Return every line from the records below with the string "SendTo".

===== DATA

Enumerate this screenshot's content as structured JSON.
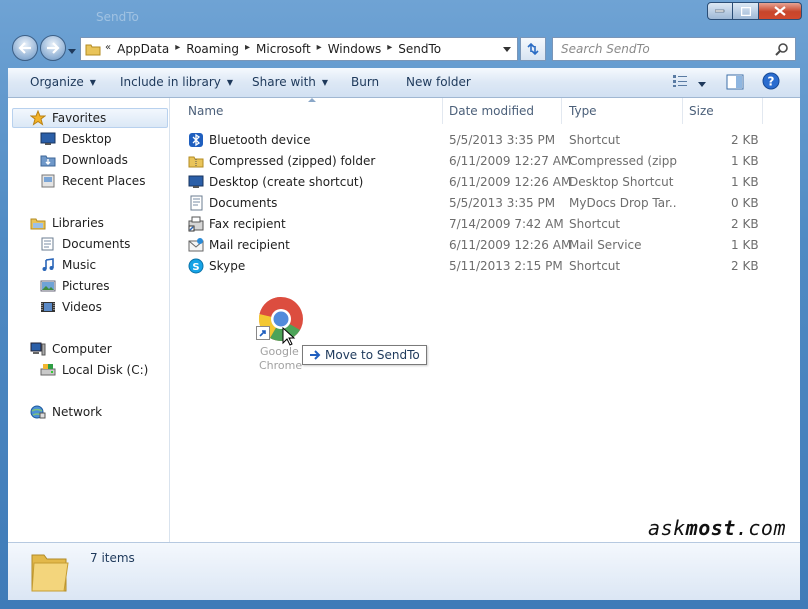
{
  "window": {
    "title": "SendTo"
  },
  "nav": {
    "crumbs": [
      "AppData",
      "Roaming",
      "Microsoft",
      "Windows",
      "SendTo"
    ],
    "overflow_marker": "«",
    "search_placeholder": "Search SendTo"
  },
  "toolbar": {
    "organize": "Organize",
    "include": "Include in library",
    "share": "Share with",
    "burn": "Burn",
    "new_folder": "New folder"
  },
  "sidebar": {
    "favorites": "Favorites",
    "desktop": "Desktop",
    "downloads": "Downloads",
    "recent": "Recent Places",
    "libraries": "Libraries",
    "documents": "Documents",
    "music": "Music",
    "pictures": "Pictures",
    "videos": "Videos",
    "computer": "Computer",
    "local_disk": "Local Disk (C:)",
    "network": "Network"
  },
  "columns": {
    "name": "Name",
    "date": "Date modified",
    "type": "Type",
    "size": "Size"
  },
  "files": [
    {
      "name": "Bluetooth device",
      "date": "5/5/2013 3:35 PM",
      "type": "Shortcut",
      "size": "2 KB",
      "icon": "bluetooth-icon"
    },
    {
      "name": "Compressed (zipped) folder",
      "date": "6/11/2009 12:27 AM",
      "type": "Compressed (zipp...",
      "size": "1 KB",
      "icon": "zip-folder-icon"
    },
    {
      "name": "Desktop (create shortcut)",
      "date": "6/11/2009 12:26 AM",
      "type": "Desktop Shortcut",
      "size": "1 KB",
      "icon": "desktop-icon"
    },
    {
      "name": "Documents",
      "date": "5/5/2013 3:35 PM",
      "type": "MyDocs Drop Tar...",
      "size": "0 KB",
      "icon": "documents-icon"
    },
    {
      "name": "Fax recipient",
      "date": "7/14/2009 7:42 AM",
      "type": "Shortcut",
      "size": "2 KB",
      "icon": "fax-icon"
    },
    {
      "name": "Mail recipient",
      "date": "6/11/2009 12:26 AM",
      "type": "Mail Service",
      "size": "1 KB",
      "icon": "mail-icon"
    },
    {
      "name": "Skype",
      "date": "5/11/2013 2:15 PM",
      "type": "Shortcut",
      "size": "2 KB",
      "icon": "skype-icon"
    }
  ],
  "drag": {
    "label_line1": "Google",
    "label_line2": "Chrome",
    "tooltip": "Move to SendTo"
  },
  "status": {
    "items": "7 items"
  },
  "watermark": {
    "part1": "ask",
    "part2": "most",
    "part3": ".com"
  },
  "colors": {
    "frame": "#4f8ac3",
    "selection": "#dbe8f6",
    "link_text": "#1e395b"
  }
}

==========
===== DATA

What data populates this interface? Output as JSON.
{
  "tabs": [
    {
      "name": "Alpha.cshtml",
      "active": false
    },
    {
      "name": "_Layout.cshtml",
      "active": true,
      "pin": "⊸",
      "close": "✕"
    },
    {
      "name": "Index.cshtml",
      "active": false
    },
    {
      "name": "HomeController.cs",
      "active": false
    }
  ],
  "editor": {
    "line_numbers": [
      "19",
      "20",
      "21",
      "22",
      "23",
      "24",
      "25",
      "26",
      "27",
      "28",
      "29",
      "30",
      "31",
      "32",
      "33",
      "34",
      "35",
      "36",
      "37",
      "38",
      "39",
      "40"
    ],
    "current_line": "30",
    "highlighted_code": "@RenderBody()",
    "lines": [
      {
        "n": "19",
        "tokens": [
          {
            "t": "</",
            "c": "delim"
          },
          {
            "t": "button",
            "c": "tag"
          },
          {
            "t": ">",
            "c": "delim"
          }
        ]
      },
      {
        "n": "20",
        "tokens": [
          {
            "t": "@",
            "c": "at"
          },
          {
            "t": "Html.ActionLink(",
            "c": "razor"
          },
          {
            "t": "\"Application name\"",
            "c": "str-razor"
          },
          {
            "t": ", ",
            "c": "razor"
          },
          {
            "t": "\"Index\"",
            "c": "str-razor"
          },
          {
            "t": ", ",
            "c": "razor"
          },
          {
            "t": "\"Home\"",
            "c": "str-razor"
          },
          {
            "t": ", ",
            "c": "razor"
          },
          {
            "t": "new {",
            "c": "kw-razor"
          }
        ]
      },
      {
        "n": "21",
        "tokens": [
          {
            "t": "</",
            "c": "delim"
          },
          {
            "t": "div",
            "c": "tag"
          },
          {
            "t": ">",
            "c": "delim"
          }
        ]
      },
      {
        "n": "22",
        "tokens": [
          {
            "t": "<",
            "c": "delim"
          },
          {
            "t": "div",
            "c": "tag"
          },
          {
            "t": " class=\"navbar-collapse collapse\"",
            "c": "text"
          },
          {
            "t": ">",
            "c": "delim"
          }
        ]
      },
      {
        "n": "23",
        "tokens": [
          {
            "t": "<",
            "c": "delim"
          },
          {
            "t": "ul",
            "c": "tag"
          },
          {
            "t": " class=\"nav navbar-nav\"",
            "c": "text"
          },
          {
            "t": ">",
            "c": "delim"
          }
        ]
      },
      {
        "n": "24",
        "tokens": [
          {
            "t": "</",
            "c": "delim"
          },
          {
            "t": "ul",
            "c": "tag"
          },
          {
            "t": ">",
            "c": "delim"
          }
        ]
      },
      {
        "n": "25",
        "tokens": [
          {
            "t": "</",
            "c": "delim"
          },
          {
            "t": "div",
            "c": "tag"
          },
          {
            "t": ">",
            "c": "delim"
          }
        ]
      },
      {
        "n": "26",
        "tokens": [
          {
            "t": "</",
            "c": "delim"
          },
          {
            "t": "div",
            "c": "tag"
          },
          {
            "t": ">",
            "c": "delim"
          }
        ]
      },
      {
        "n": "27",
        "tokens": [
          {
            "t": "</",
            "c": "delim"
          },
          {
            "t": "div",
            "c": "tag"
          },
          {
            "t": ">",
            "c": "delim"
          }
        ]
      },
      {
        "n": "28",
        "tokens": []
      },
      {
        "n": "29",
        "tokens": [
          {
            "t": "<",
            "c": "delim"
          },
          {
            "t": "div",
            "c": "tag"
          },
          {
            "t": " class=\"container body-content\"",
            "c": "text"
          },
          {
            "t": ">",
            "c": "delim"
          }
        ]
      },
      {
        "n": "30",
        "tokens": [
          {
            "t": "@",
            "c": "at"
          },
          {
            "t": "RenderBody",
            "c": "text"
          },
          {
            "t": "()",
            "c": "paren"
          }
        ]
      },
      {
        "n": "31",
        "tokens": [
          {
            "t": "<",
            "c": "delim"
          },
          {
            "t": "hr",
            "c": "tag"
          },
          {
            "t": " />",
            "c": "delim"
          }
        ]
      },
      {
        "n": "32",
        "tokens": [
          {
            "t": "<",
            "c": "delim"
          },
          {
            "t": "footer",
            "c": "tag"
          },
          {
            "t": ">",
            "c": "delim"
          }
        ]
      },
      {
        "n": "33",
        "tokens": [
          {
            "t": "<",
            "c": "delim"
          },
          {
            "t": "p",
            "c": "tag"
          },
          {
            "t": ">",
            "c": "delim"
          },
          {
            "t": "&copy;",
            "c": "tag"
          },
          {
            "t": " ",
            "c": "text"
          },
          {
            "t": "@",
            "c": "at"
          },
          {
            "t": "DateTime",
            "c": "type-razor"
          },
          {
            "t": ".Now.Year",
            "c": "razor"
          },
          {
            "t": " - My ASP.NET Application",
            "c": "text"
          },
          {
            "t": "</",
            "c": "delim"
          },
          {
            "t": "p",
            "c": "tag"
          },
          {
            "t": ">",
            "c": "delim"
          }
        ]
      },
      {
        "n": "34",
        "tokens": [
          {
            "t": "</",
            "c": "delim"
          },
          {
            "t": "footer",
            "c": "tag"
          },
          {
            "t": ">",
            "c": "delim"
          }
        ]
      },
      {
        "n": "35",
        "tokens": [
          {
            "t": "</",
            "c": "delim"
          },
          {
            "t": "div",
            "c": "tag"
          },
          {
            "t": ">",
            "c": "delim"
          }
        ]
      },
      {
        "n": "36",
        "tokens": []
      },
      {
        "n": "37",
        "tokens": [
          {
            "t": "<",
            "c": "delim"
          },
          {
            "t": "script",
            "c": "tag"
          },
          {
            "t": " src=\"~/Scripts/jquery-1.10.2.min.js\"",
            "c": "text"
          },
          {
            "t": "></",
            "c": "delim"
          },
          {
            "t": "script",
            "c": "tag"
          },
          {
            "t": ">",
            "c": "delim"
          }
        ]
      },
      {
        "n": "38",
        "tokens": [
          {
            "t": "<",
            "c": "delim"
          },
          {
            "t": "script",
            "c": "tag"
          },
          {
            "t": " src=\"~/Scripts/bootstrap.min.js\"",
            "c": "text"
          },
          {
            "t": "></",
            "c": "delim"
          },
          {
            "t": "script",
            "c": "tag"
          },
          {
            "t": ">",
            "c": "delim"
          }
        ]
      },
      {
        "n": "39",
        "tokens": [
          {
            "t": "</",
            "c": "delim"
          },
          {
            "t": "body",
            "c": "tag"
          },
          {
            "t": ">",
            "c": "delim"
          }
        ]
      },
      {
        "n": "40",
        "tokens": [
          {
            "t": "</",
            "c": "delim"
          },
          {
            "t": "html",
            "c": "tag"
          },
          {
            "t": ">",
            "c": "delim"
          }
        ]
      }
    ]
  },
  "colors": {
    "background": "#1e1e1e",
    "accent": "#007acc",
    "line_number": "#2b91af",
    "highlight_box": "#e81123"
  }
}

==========
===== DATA

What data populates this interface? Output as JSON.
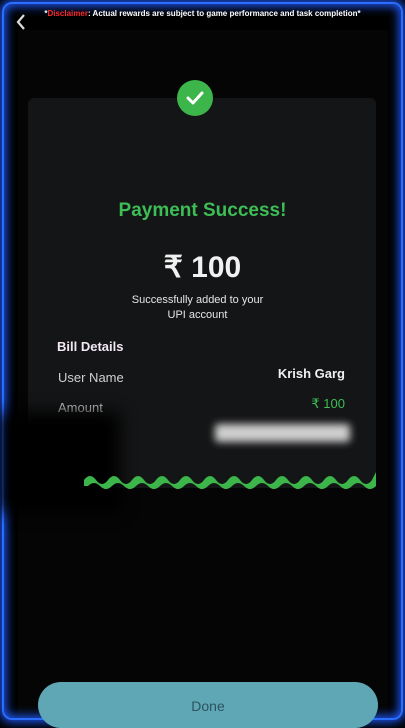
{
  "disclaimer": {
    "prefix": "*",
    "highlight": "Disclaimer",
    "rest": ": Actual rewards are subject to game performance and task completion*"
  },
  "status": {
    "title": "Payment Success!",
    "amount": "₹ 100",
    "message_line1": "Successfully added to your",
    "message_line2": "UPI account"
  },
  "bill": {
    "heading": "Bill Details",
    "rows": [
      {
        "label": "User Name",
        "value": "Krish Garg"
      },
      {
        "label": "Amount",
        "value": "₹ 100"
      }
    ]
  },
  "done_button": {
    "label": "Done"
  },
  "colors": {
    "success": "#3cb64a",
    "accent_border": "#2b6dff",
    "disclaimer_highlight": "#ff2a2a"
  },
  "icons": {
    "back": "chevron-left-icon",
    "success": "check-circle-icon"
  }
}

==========

» **SOLUTION FOR THIS EXERCISE**:
    "title": "SendTo"
      "SendTo"
    "search_placeholder": "Search SendTo"
    "tooltip": "Move to SendTo"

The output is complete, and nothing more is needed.